- to prowl or pry; go about in a sneaking, prying way.
- an act or instance of snooping.
- a person who snoops.
- a private detective.
Origin of snoop
Related Words for snooperdetective, rubberneck, meddler, sleuth, eavesdropper, scout, gumshoe, pry, busybody, quidnunc, pragmatist, ferret, prier, pryer
Examples from the Web for snooper
Contemporary Examples of snooper
Are your habits safe from even that most everyday of snooper?Covering Your Online Porn Tracks
Thomas E. Weber
December 6, 2010
Historical Examples of snooper
The snooper was drifting aimlessly about, avoiding the parked vehicles.
He sent the snooper ahead, tilting it to look down into the pit.
Suddenly, one of them saw the snooper, gave a yell, and fired at it with a rifle.

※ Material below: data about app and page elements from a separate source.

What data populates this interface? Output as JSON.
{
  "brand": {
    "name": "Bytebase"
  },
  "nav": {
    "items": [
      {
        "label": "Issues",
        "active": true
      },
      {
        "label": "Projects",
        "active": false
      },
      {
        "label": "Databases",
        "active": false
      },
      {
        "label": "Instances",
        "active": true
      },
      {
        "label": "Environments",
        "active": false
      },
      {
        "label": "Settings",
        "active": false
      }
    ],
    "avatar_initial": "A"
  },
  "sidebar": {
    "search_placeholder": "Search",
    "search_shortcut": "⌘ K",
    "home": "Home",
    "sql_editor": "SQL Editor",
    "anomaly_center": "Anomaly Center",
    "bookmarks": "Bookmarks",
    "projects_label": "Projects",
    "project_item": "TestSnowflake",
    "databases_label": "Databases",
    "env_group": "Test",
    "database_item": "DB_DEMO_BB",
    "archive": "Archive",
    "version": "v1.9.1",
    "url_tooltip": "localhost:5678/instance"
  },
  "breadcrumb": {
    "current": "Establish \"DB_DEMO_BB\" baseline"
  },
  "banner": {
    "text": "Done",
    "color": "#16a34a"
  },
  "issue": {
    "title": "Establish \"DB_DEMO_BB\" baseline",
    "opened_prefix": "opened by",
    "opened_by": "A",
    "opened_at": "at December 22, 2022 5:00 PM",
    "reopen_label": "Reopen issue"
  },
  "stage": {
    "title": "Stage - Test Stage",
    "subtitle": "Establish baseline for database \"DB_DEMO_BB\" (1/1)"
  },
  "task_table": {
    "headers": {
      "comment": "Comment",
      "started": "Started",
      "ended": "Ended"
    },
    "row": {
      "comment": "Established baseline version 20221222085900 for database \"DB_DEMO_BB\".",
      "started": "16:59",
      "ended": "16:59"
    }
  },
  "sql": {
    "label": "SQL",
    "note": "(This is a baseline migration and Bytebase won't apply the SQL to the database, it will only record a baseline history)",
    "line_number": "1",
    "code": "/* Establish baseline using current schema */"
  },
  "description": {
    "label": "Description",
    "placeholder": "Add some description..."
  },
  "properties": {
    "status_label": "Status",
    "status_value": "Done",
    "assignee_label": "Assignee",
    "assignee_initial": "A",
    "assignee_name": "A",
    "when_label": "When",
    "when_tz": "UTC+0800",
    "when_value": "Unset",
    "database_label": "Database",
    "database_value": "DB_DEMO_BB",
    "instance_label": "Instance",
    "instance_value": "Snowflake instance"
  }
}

Duke: I 'd nudge him off the cliff—jest like he were a sneakin' snooper.Wappin' Wharf
Charles S. Brooks
He pointed at the snooper screen, which gave a view of the plaza from directly above.Naudsonce
H. Beam Piper
- a person who snoops
- British informal a person employed by the DSS to spy on claimants to make sure that they are not infringing the conditions of their eligibility for benefit
- (intr; often foll by about or around) to pry into the private business of others
- a person who pries into the business of others
- an act or instance of snooping
Word Origin for snoop
1832, "to go around in a prying manner," American English, probably from Dutch snoepen "to pry," also "eat in secret, eat sweets, sneak," probably related to snappen "to bite, snatch" (see snap (v.)). Specific meaning "to pry into other people's business" is attested from 1921. Related: Snooped; snooping.
1891, "act of snooping," from snoop (v.). Meaning "one who snoops" is from 1929; meaning "detective" is from 1942. snooper "one who pries or peeps" is from 1889.